Of course, there’s the business-like Passat Saloon and practical Estate model (both of which we’ve reviewed separately) if the Alltrack isn’t your bag. But if it is, then you’ll probably also have one eye on the Audi A4 Allroad and Volvo V60 Cross Country.
The Volkswagen Passat Alltrack can be singled out from the rest of the Passat Estate range by its chunkier appearance. That’s thanks to a higher ride height, unique off-road bumpers that are less likely to catch rocks, rugged wheel arch and sill extensions as well as more protection to stop the car’s underneath taking a battering.
On the inside, though, the Alltrack is much like other Passats, benefitting from the same recent updates. It still looks and feels reassuringly solid, both in its design and materials, but there are new trim finishes and fabrics, redesigned door cards and ambient lighting. It’s no Audi A4 Allroad inside, but it feels about on a par with the V60 Cross Country.
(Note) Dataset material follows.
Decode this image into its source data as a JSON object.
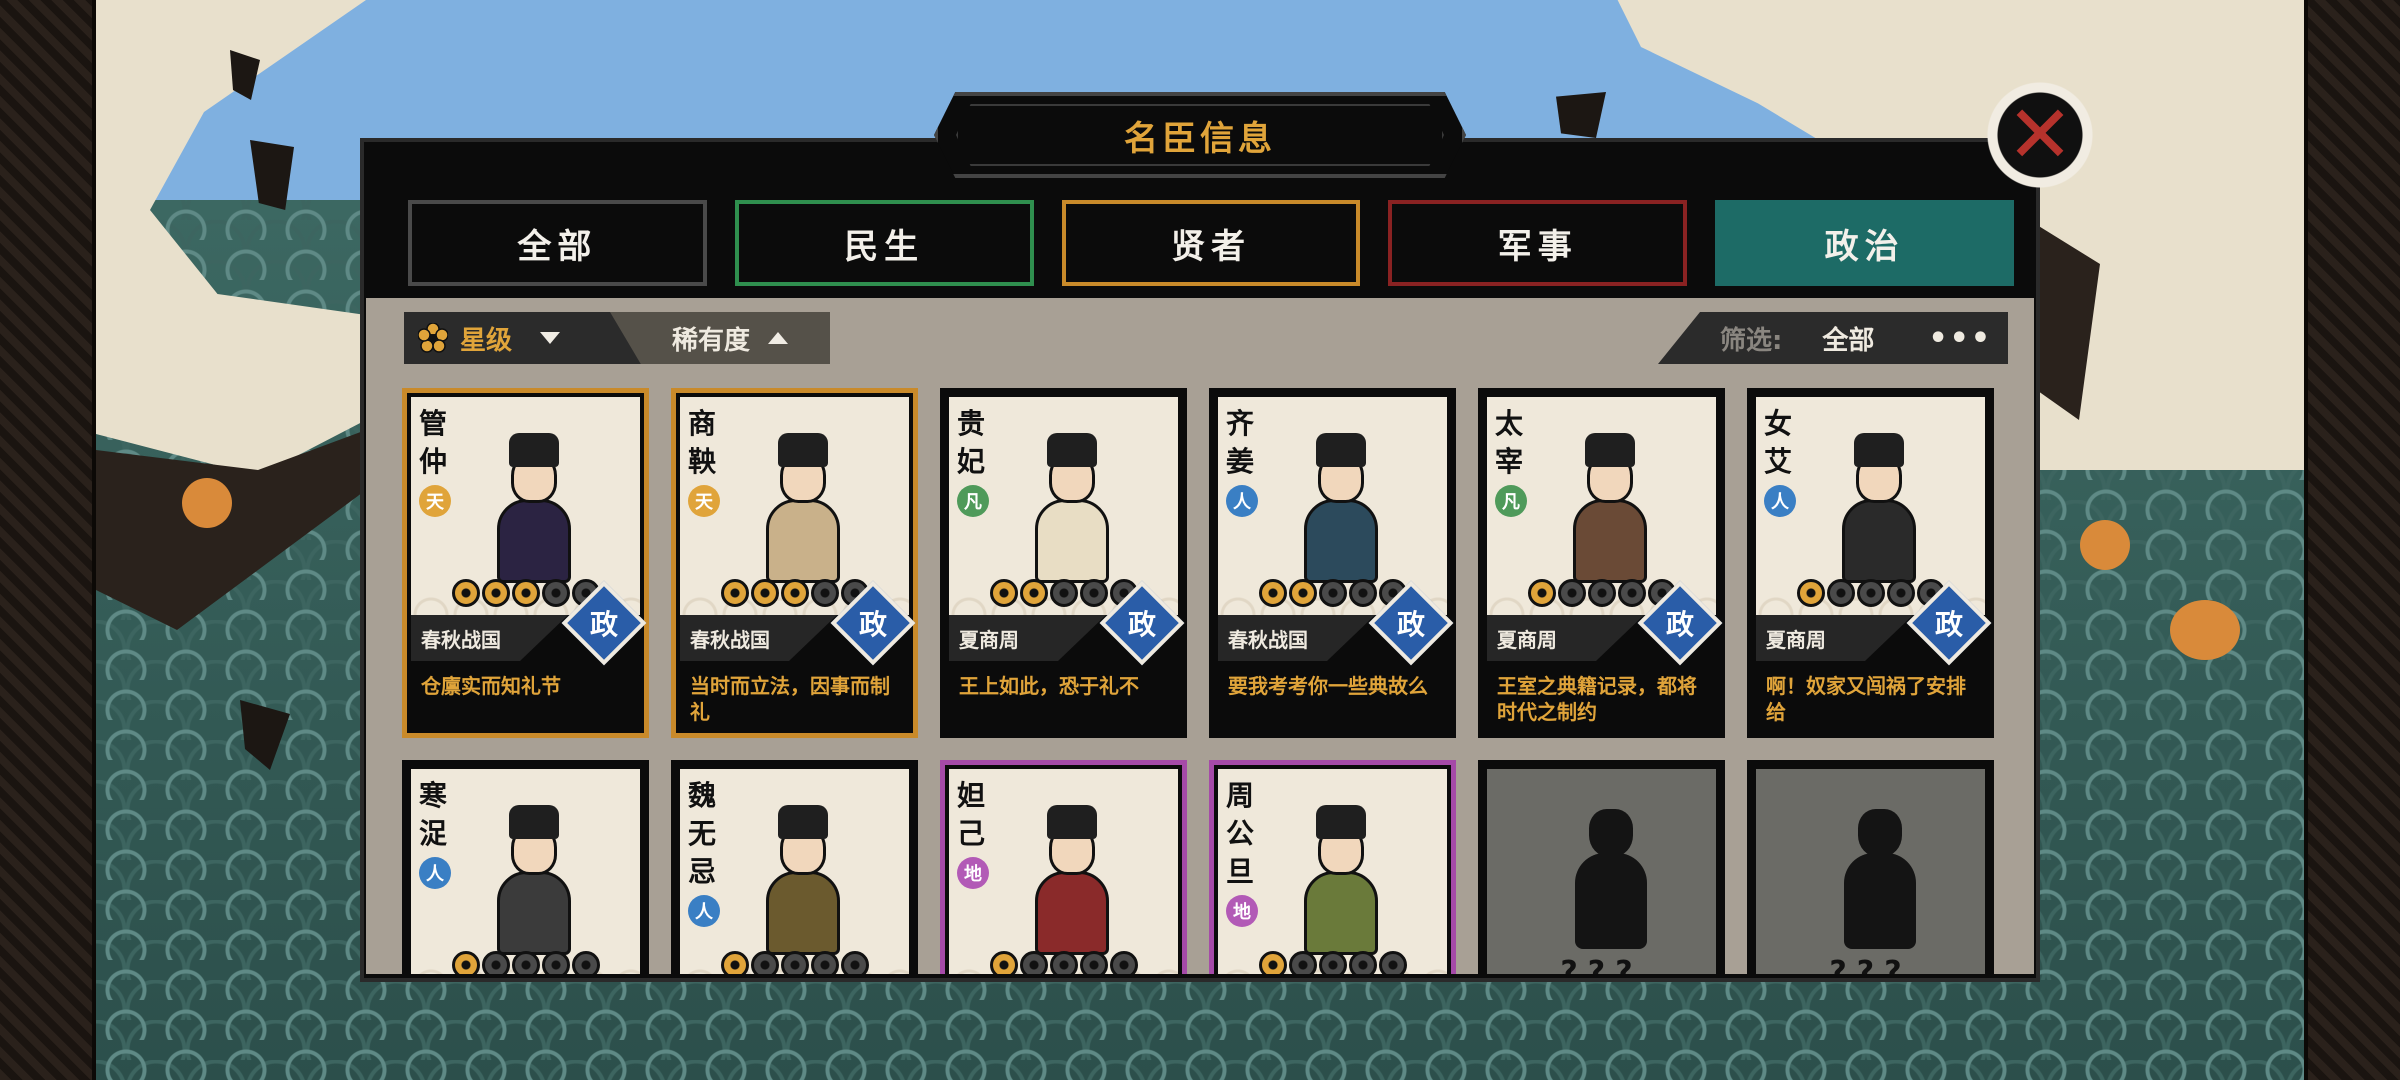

Also inside is the third generation of Volkswagen’s touchscreen infotainment, while the Alltrack also gets the latest version of VW’s digital dials. Exact specs haven’t been confirmed yet, but the dash screen is likely to come in 8-inch form as standard with a larger 9.2-inch screen as an option. However, they both come with Apple CarPlay and Android Auto, and they’re now constantly connected to online services, opening up a range of services on demand, including the ability to control some car functions via your smartphone.
The Alltrack’s front seats are very comfy for kicking back and wiling away the miles on a long drive. Space in the back is also extremely generous, and it’s a similar story in the Passat’s huge 650-litre boot, which easily beats that of the A4 and V60.
You need a car that’s capable off-road but don’t want an SUV? Step this way… the Passat Alltrack looks fantastic and is more than able to tow a horsebox at the gymkhana
Less generous is the Alltrack’s choice of engines – there’s just one. It is at least a good one: a 2.0-litre diesel with 190hp fitted a seven-speed automatic gearbox and all-wheel drive as standard. It’s strong, smooth and works well with VW’s automatic ’box, and is also capable of returning more than 40mpg if you drive carefully.
And it makes sense to, because driving the Alltrack quickly on country roads isn’t particularly fun. Its soft suspension and fairly slow steering make it better suited to wafting down the motorway in comfort and quiet, something made even more relaxing by VW’s optional Travel Assist that at a press of a button will accelerate, brake and steer to keep you in your lane up to 130mph.
Of course, its raised ride height and all-wheel-drive make it better than the average estate off-road, too, although serious mud-pluggers will prefer an SUV. The Alltrack is comfortable, quiet and spacious, but (until VW confirms UK prices) it’s also traditionally pricey as Passats go.
However, if you’re sick of SUVs and will make proper use of the Alltrack’s rugged looks, make sure you check out our deal pages for the best price.